# [WORK INSTRUCTION]
Please reproduce all of the entries exactly, without omitting any.

# [Items from an interface collection]
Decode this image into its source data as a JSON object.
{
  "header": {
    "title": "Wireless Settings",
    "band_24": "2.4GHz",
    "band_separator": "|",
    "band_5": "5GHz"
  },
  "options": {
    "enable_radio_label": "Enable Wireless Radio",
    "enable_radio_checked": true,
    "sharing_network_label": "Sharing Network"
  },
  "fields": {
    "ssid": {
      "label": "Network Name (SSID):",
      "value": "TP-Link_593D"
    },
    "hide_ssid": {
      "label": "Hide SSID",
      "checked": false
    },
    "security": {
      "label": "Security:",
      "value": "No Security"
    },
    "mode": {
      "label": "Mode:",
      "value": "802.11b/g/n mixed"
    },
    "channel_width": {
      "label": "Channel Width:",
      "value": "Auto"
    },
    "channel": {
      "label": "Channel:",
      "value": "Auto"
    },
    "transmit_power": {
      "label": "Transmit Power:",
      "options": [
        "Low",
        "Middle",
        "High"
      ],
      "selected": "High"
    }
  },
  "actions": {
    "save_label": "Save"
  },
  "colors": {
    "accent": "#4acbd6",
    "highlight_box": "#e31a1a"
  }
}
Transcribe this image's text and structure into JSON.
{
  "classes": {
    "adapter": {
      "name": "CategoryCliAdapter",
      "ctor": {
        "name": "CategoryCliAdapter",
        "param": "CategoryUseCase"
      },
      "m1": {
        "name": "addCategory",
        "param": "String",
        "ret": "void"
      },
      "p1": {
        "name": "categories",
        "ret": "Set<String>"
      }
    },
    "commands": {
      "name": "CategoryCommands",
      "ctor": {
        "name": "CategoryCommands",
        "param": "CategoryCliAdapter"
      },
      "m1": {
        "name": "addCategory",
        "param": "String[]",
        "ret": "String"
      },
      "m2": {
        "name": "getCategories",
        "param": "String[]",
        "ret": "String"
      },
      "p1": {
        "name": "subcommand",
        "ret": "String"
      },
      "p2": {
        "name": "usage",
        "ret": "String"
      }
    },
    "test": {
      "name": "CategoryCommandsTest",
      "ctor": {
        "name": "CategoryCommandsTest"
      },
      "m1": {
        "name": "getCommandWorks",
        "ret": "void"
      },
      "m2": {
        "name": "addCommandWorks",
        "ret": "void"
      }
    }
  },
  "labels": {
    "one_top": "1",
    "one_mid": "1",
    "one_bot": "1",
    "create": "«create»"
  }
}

# [SOLVED EXERCISE]
Decode this image into its source data as a JSON object.
{
  "header": {
    "title": "Wireless Settings",
    "band_24": "2.4GHz",
    "band_separator": "|",
    "band_5": "5GHz"
  },
  "options": {
    "enable_radio_label": "Enable Wireless Radio",
    "enable_radio_checked": true,
    "sharing_network_label": "Sharing Network"
  },
  "fields": {
    "ssid": {
      "label": "Network Name (SSID):",
      "value": "TP-Link_593D"
    },
    "hide_ssid": {
      "label": "Hide SSID",
      "checked": false
    },
    "security": {
      "label": "Security:",
      "value": "No Security"
    },
    "mode": {
      "label": "Mode:",
      "value": "802.11b/g/n mixed"
    },
    "channel_width": {
      "label": "Channel Width:",
      "value": "Auto"
    },
    "channel": {
      "label": "Channel:",
      "value": "Auto"
    },
    "transmit_power": {
      "label": "Transmit Power:",
      "options": [
        "Low",
        "Middle",
        "High"
      ],
      "selected": "High"
    }
  },
  "actions": {
    "save_label": "Save"
  },
  "colors": {
    "accent": "#4acbd6",
    "highlight_box": "#e31a1a"
  }
}
Transcribe this image's text and structure into JSON.
{
  "classes": {
    "adapter": {
      "name": "CategoryCliAdapter",
      "ctor": {
        "name": "CategoryCliAdapter",
        "param": "CategoryUseCase"
      },
      "m1": {
        "name": "addCategory",
        "param": "String",
        "ret": "void"
      },
      "p1": {
        "name": "categories",
        "ret": "Set<String>"
      }
    },
    "commands": {
      "name": "CategoryCommands",
      "ctor": {
        "name": "CategoryCommands",
        "param": "CategoryCliAdapter"
      },
      "m1": {
        "name": "addCategory",
        "param": "String[]",
        "ret": "String"
      },
      "m2": {
        "name": "getCategories",
        "param": "String[]",
        "ret": "String"
      },
      "p1": {
        "name": "subcommand",
        "ret": "String"
      },
      "p2": {
        "name": "usage",
        "ret": "String"
      }
    },
    "test": {
      "name": "CategoryCommandsTest",
      "ctor": {
        "name": "CategoryCommandsTest"
      },
      "m1": {
        "name": "getCommandWorks",
        "ret": "void"
      },
      "m2": {
        "name": "addCommandWorks",
        "ret": "void"
      }
    }
  },
  "labels": {
    "one_top": "1",
    "one_mid": "1",
    "one_bot": "1",
    "create": "«create»"
  }
}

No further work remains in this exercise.